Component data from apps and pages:
▶

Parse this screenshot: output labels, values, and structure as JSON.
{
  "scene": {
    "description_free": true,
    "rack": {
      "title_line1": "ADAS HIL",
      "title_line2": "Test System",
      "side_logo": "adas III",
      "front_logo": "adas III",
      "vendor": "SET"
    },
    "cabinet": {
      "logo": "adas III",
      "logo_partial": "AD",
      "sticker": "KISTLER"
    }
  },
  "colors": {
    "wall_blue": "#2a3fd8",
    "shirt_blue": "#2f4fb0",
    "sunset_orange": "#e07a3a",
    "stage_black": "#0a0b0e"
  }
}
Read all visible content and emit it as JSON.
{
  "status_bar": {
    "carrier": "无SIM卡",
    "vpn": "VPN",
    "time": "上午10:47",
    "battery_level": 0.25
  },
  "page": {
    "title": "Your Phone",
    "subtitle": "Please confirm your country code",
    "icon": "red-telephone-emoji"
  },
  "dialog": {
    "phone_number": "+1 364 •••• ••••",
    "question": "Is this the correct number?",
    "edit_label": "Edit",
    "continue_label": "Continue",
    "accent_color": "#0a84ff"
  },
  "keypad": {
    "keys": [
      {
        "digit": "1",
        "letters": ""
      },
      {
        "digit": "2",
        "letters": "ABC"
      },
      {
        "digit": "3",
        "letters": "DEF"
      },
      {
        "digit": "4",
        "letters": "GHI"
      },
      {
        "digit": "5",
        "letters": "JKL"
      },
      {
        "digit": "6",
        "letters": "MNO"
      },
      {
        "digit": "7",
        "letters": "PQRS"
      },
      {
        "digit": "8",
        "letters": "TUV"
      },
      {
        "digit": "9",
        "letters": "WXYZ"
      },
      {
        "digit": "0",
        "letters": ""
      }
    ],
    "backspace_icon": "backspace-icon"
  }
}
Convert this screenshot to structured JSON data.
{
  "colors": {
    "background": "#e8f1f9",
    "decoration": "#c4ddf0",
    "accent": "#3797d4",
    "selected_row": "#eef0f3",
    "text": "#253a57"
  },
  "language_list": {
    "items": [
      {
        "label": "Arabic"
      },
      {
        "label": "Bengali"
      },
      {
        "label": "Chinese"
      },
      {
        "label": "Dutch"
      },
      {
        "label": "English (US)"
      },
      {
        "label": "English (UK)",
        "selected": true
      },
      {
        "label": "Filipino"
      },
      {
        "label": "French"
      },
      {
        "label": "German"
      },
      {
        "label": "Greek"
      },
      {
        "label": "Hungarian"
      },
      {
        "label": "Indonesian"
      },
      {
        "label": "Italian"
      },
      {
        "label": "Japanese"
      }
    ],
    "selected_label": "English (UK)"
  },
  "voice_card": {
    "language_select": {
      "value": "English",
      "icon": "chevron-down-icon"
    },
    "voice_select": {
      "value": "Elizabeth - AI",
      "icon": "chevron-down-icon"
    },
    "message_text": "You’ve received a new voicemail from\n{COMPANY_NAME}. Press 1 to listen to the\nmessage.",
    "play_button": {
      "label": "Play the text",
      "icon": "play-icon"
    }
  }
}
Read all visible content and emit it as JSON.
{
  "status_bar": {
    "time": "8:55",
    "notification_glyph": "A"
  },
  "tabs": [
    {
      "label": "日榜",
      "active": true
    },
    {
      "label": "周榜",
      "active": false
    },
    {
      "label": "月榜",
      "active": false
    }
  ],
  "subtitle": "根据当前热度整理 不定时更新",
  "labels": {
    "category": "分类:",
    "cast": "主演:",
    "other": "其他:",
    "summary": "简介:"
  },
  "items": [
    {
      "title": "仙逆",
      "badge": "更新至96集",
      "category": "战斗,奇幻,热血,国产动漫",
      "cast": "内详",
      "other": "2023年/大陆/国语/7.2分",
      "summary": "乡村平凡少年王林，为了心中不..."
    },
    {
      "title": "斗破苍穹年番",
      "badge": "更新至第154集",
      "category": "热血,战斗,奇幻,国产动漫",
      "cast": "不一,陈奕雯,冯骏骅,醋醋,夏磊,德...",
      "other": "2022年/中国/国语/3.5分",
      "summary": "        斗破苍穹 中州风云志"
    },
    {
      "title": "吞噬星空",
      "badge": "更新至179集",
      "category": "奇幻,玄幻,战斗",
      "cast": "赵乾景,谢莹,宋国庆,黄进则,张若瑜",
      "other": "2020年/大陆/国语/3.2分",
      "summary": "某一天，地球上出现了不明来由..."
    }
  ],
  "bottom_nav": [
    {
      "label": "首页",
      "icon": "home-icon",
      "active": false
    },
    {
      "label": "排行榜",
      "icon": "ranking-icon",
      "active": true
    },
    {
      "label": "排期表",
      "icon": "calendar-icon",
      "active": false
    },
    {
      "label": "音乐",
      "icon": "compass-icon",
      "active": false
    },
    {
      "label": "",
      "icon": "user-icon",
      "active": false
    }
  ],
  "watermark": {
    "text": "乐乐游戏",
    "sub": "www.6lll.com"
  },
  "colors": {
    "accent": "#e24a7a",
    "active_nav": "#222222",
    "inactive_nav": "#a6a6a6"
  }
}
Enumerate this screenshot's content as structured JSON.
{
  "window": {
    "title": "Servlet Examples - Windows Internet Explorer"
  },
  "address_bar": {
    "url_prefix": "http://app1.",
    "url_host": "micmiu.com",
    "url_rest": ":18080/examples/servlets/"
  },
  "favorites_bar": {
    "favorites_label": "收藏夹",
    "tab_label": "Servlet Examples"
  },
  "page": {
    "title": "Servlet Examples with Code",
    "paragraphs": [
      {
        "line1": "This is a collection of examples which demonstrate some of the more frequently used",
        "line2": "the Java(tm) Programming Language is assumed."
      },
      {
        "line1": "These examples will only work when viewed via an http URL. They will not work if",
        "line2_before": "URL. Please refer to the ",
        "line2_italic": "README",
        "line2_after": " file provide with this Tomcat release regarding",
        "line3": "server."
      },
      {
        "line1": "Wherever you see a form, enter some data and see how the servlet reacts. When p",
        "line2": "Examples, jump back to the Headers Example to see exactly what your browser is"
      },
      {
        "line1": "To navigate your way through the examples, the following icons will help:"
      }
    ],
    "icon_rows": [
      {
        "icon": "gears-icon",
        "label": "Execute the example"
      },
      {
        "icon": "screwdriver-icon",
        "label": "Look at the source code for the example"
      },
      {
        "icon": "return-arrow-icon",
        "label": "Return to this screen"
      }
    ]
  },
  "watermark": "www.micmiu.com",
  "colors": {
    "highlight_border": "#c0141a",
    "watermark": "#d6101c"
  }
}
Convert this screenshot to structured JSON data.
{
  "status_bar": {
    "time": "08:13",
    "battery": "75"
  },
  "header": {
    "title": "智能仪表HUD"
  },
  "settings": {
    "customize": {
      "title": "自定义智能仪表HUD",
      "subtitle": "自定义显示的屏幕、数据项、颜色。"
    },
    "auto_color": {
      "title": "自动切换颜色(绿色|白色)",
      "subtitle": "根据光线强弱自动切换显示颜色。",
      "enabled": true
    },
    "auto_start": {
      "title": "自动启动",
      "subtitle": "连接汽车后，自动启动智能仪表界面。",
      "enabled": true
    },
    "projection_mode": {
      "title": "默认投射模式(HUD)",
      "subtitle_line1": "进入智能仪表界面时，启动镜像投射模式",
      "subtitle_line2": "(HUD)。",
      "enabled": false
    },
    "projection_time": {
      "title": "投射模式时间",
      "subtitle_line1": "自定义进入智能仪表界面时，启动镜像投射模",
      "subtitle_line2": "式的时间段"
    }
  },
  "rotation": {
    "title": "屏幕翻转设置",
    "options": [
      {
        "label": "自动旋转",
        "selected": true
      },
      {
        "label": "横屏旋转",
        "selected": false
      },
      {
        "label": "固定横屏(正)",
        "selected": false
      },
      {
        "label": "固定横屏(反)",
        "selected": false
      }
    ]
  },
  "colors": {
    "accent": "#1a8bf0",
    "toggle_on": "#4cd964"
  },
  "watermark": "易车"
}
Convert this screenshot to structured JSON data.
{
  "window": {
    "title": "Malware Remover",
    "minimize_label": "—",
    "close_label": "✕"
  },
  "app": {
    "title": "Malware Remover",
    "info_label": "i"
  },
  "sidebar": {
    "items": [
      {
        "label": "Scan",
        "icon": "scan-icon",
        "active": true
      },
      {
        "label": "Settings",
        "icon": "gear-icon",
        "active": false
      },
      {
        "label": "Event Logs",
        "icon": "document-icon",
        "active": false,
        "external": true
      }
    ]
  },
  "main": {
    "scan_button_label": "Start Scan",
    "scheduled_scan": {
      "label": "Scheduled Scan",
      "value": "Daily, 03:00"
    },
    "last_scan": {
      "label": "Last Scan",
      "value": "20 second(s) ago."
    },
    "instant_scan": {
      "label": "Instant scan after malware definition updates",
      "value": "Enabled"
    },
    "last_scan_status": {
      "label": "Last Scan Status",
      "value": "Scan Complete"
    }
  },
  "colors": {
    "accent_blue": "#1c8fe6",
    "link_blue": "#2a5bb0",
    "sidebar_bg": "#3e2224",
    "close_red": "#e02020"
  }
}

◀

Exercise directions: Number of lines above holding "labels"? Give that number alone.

Solution to this problem: 2